Amidst the barrage of new TVs and connected fitness trackers unveiled at last week’s Consumer Electronics Show (CES) in Las Vegas came a surprising announcement from chipmaker Intel: a $300 million investment in training and recruiting female and other groups of under-represented computer scientists.
"A confluence of industry events has brought [the lack of women and minorities in technology] to the center stage, from the threats and harassment that have characterized the debate in the gaming world to the publication of hiring data and diversity statistics in the tech industry," Intel CEO Brian Krzanich told the audience during his keynote address at CES. "This is a highly relevant issue and one that we all need to address. I'm here to say tonight, it's time to step up and do more. It's not good enough to say we value diversity and then have our workplaces and our industry not reflect the full availability and talent pool of women and underrepresented minorities."
While Krzanich announced the newly-formed "Diversity in Technology" initiative, it's Intel (intc) president Renée James who will be the one handling the day-to-day oversight of the investment. James, the highest-ranking woman in Intel's history (and No. 21 on Fortune's Most Powerful Women list), has already been instrumental in the creation of a women's network at the company. When she took over as president (and Krzanich got the top job as CEO) in 2013, she pushed to review a decade's worth of diversity data and commissioned a new hiring program that incentivized managers to hire more women and minorities (like many technology companies, the vast majority of Intel's workforce is white and male).
"We looked at our numbers and said, 'look, we're not bad but the problem is we're not good enough,'" James said in a phone interview with Fortune after last week's announcement. "We were spending a lot of money just to stay flat, and we were attracting a lot of talent and also losing a lot of talent."
Intel's plan, says James, is to use the money to help build a pipeline of female and underrepresented engineers and computer scientists. That includes funding programs that teach STEM (science, technology, engineering and mathematics) to young people in underserved areas, collaborating with higher education institutions, investing in women and minority-owned companies and creating bolder hiring and retention incentives and programs to encourage diversity within Intel. The goal? To achieve "full representation" of women and minorities by 2020—a.k.a. employ a workforce that is more representative of actual demographics.
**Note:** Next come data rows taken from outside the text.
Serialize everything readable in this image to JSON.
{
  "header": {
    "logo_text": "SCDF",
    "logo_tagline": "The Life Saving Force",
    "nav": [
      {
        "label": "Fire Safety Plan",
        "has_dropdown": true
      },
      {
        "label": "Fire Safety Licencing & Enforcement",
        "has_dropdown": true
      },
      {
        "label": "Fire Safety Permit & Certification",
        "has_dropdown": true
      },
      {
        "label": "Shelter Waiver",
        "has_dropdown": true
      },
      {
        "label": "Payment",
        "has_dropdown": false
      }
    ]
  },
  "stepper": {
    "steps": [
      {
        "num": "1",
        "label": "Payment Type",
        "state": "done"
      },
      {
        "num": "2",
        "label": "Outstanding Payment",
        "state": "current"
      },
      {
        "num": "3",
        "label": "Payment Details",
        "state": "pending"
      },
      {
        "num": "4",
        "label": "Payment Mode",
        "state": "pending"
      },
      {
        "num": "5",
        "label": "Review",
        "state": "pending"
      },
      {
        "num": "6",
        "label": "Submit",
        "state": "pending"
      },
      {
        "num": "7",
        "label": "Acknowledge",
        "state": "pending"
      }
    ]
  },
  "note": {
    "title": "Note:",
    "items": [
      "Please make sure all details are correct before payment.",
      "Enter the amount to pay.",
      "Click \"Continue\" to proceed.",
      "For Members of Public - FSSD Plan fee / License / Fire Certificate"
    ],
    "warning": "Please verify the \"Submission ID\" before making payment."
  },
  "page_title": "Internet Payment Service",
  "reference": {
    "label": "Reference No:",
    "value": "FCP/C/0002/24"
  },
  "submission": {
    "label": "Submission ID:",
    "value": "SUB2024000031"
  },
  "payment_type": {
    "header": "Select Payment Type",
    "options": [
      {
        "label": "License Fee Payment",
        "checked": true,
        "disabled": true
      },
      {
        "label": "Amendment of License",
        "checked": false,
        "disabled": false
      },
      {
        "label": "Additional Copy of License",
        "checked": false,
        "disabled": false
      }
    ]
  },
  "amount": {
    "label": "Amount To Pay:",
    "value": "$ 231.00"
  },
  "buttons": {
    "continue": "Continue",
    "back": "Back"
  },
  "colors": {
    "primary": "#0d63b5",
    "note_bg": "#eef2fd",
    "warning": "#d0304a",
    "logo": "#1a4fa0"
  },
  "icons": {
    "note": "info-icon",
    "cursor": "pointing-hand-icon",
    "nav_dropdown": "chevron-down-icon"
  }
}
"We have had people in place doing these things for a long time but we're going to amp it up and we've made super aggressive goals," said James.
Another change James hopes to set in motion is to get the tech industry working together on some of these initiatives. Other companies, like Apple, have similar aspirations. But, at least publicly, it doesn't look like many technology companies have formed any large-scale collaborations to tackle the lack of diversity in Silicon Valley. And despite the increasing number of companies choosing to reveal their diversity numbers via annual reports, there hasn't been much—if any—improvement in recent years. Still, James is convinced that the increased transparency (and more importantly the money now being set aside and tech companies working together) will have an impact.
"We decided to go public because we feel like this needs to be broader than Intel," said James. "We need to get others on board so we really meet the objectives in the next five years."
Over the next few months, James and Rosalind Hudnell, Intel's chief diversity officer, will not only figure out how to collaborate with other tech companies but also formalize the team that will be working on Intel's own Diversity in Technology initiative. They will also determine which organizations they will partner with to help build out the pipeline of women and minorities with tech-job skills.
For now, James says she is excited that the efforts are finally getting a voice—even if it is at CES (normally a launchpad for high-end refrigerators and new smartwatches, not for initiatives that hope to improve the lack of diversity in tech).
"I wasn’t sure that CES was the right venue for this and then we decided there really wasn’t a right venue," said James. "I didn’t know if it [CES] was the right place to talk about it. But it’s a big stage."